• Task requirements: Which lines hold the string "JSON"? Copy each of them from the material below.

• Supplied material:

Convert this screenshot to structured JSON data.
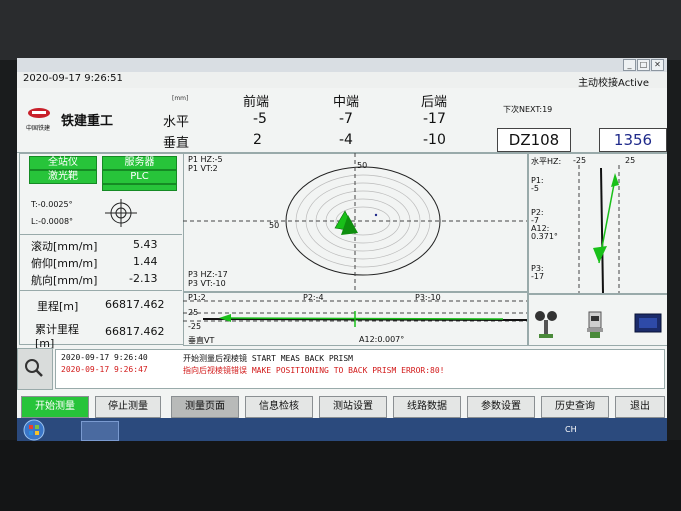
{
  "window": {
    "title": "",
    "min": "_",
    "max": "□",
    "close": "✕"
  },
  "header": {
    "datetime": "2020-09-17 9:26:51",
    "active_label": "主动校接Active"
  },
  "brand": {
    "small": "中国铁建",
    "name": "铁建重工"
  },
  "table": {
    "unit": "[mm]",
    "cols": [
      "前端",
      "中端",
      "后端"
    ],
    "rows": [
      {
        "label": "水平",
        "values": [
          "-5",
          "-7",
          "-17"
        ]
      },
      {
        "label": "垂直",
        "values": [
          "2",
          "-4",
          "-10"
        ]
      }
    ]
  },
  "next": "下次NEXT:19",
  "dz": "DZ108",
  "ring_no": "1356",
  "status_buttons": [
    "全站仪",
    "服务器",
    "激光靶",
    "PLC"
  ],
  "target": {
    "t": "T:-0.0025°",
    "l": "L:-0.0008°"
  },
  "attitude": [
    {
      "label": "滚动[mm/m]",
      "value": "5.43"
    },
    {
      "label": "俯仰[mm/m]",
      "value": "1.44"
    },
    {
      "label": "航向[mm/m]",
      "value": "-2.13"
    }
  ],
  "mileage": [
    {
      "label": "里程[m]",
      "value": "66817.462"
    },
    {
      "label": "累计里程[m]",
      "value": "66817.462"
    }
  ],
  "target_view": {
    "p1_hz": "P1 HZ:-5",
    "p1_vt": "P1 VT:2",
    "p3_hz": "P3 HZ:-17",
    "p3_vt": "P3 VT:-10",
    "n50_top": "50",
    "n50_left": "50"
  },
  "profile": {
    "p1": "P1:2",
    "p2": "P2:-4",
    "p3": "P3:-10",
    "plus25": "25",
    "minus25": "-25",
    "vt": "垂直VT",
    "a12": "A12:0.007°"
  },
  "side": {
    "hz": "水平HZ:",
    "hz_top": "-25",
    "hz_right": "25",
    "p1": "P1:",
    "p1v": "-5",
    "p2": "P2:",
    "p2v": "-7",
    "a12": "A12:",
    "a12v": "0.371°",
    "p3": "P3:",
    "p3v": "-17"
  },
  "log": [
    {
      "time": "2020-09-17 9:26:40",
      "msg": "开始测量后视棱镜 START MEAS BACK PRISM",
      "color": "#111111"
    },
    {
      "time": "2020-09-17 9:26:47",
      "msg": "指向后视棱镜错误 MAKE POSITIONING TO BACK PRISM ERROR:80!",
      "color": "#d21a1a"
    }
  ],
  "buttons": [
    "开始测量",
    "停止测量",
    "测量页面",
    "信息检核",
    "测站设置",
    "线路数据",
    "参数设置",
    "历史查询",
    "退出"
  ],
  "taskbar": {
    "lang": "CH"
  },
  "colors": {
    "green": "#27c43a",
    "arrow": "#19c019",
    "blue_num": "#1f2a8a",
    "red_log": "#d21a1a"
  }
}
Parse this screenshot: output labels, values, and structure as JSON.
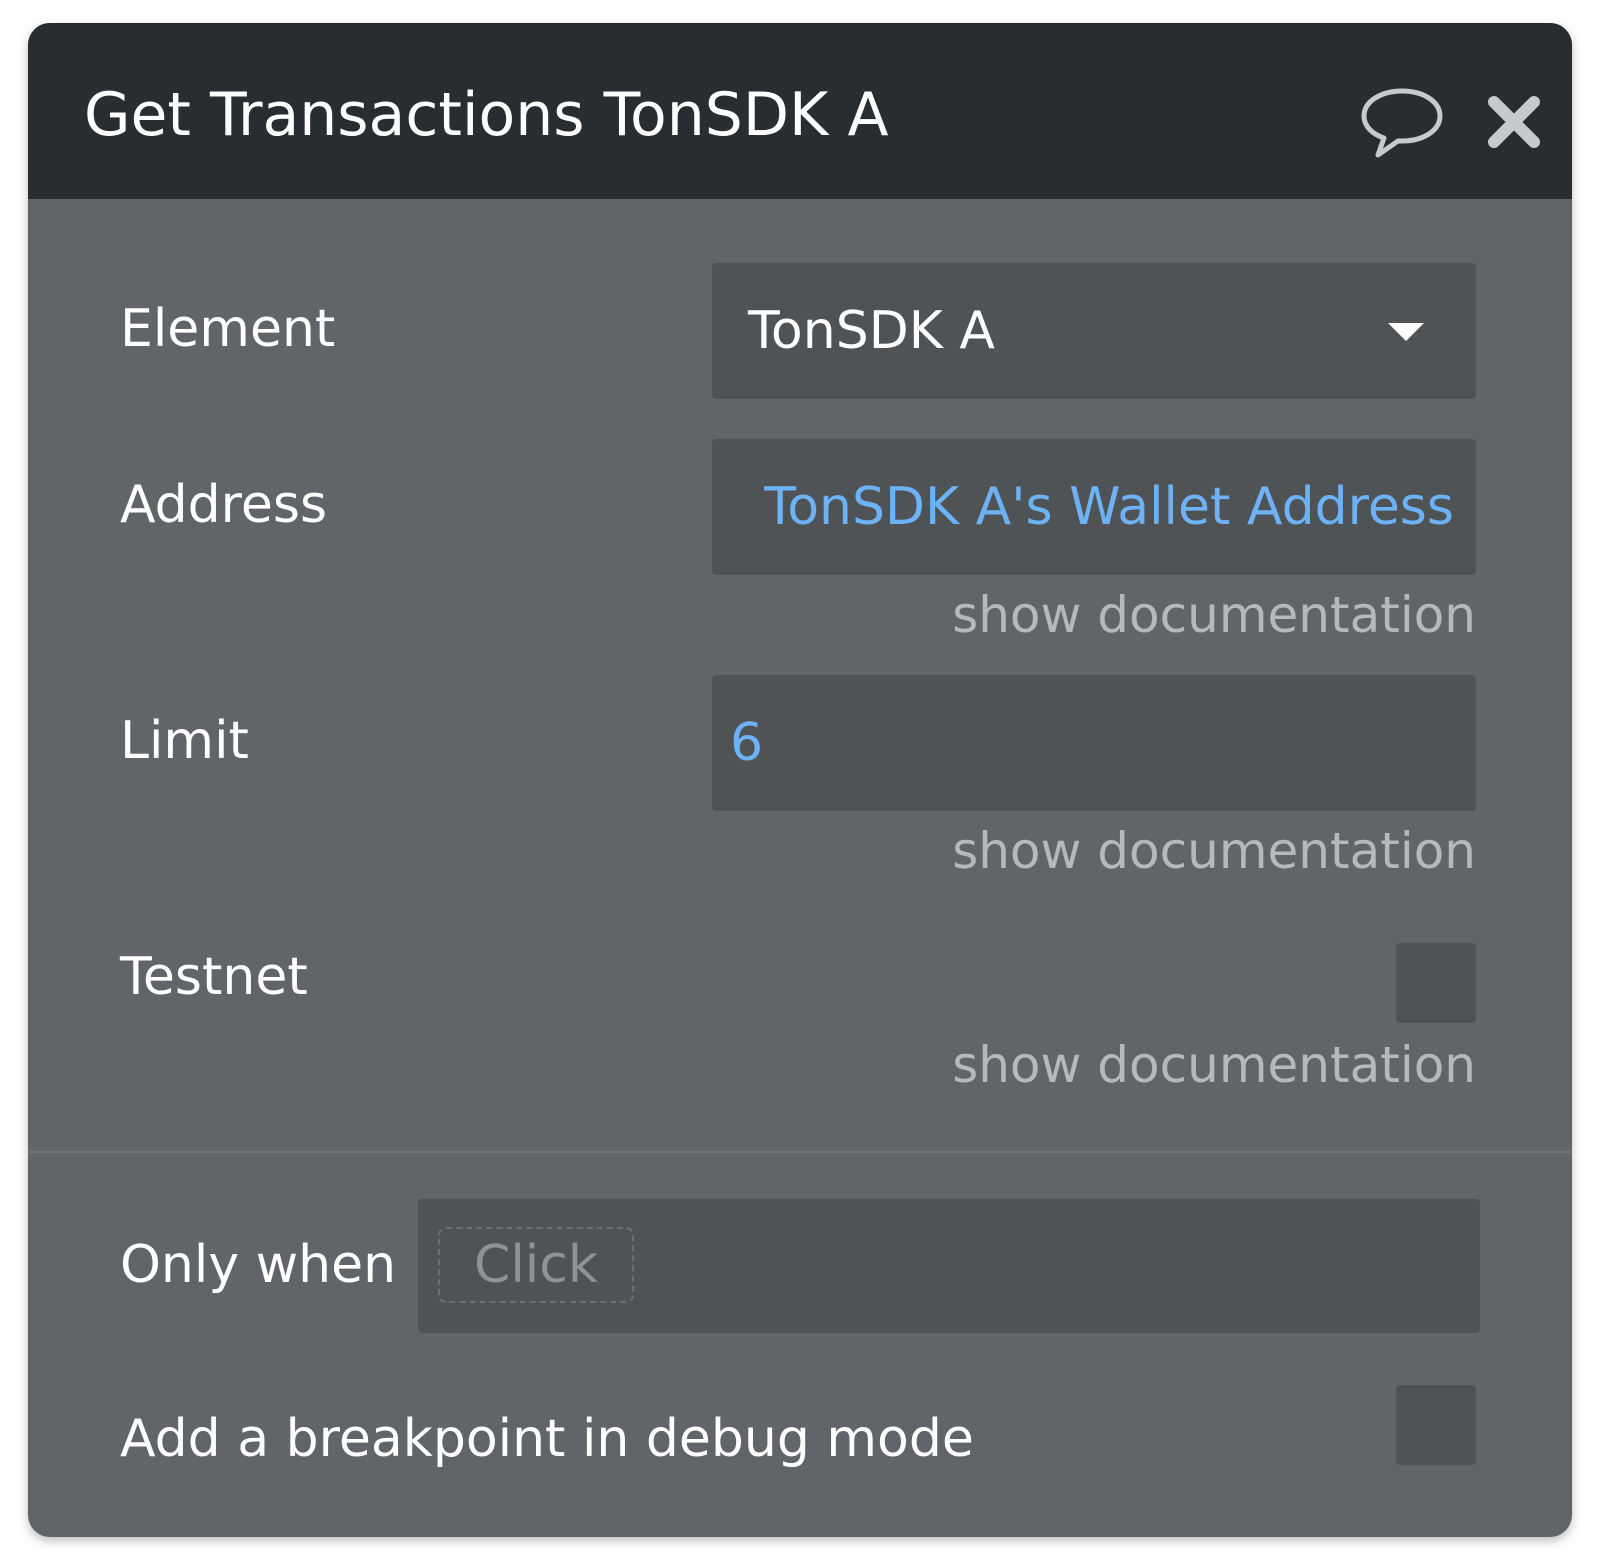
{
  "header": {
    "title": "Get Transactions TonSDK A",
    "comment_icon": "speech-bubble-icon",
    "close_icon": "close-x-icon"
  },
  "fields": {
    "element": {
      "label": "Element",
      "value": "TonSDK A"
    },
    "address": {
      "label": "Address",
      "value": "TonSDK A's Wallet Address",
      "doc_link": "show documentation"
    },
    "limit": {
      "label": "Limit",
      "value": "6",
      "doc_link": "show documentation"
    },
    "testnet": {
      "label": "Testnet",
      "checked": false,
      "doc_link": "show documentation"
    }
  },
  "condition": {
    "label": "Only when",
    "placeholder": "Click"
  },
  "breakpoint": {
    "label": "Add a breakpoint in debug mode",
    "checked": false
  },
  "colors": {
    "header_bg": "#272d30",
    "panel_bg": "#616569",
    "field_bg": "#4f5356",
    "dynamic_value": "#6cb2f5",
    "doc_link": "#b6b9bc"
  }
}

• Exercise output:
Convert this screenshot to structured JSON data.
Parse this screenshot: output labels, values, and structure as JSON.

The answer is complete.